Many adults fall ill with measles Lower Saxony's Minister of Health Cornelia Rundt (SPD) said according to a message from the news agency dpa: "We strongly recommend getting vaccination against measles, it is a highly contagious disease - but the decision of the parents remains one Vaccination. ”In 2013, 39 percent of measles sufferers were over 20 years old, the TK said. And around nine percent were even 40 years or older. In adults, measles was often only recognized late, as it is still often considered a childhood disease. "The outbreak last year affected rather young adults, so everyone should be vaccinated from the year of birth 1970," said the minister. It is important that parents who go to examinations with their children also check again whether they are sufficiently vaccinated themselves.

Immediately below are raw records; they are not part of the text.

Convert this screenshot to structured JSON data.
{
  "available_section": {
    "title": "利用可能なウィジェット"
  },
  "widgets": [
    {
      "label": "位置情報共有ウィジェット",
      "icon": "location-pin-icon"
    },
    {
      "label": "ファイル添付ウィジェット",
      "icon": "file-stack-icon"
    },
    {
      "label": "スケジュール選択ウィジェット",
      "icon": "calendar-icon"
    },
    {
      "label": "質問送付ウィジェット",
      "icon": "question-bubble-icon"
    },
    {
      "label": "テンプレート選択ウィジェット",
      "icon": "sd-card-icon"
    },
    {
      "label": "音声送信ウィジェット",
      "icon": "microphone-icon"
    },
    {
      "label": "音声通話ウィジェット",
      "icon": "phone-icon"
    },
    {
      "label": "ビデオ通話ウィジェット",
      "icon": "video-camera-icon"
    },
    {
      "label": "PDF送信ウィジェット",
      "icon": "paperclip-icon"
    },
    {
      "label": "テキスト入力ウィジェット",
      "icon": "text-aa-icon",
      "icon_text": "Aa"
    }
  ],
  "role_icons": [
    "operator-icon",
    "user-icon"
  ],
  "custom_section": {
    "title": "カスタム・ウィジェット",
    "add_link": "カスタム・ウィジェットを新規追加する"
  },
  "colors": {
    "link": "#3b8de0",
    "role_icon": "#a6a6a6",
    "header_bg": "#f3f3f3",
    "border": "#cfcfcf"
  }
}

Measles with serious complications The complications could be serious, especially for adults. At the onset of the disease, in addition to the typical red skin spots, headaches, fever, conjunctivitis, as well as runny nose and cough usually occur. Sometimes there are additional side effects such as otitis media, diarrhea, pneumonia or even inflammation of the brain. According to the Ministry of Infection Protection Officer Fabian Feil, one reason for a lack of vaccination protection, for example, is that children fall ill on the scheduled date and the vaccination will then be forgotten. In addition, there are parents who are critical of vaccinations. However, these are in the minority, as a survey carried out in 2011 on behalf of the Federal Center for Health Education showed. According to this, 64 percent of the parents had no reservations about vaccination, 35 percent were skeptical and only 1 percent were opposed to vaccination. You can now get a quadruple vaccine against measles, mumps, rubella and chickenpox in Germany. (ad)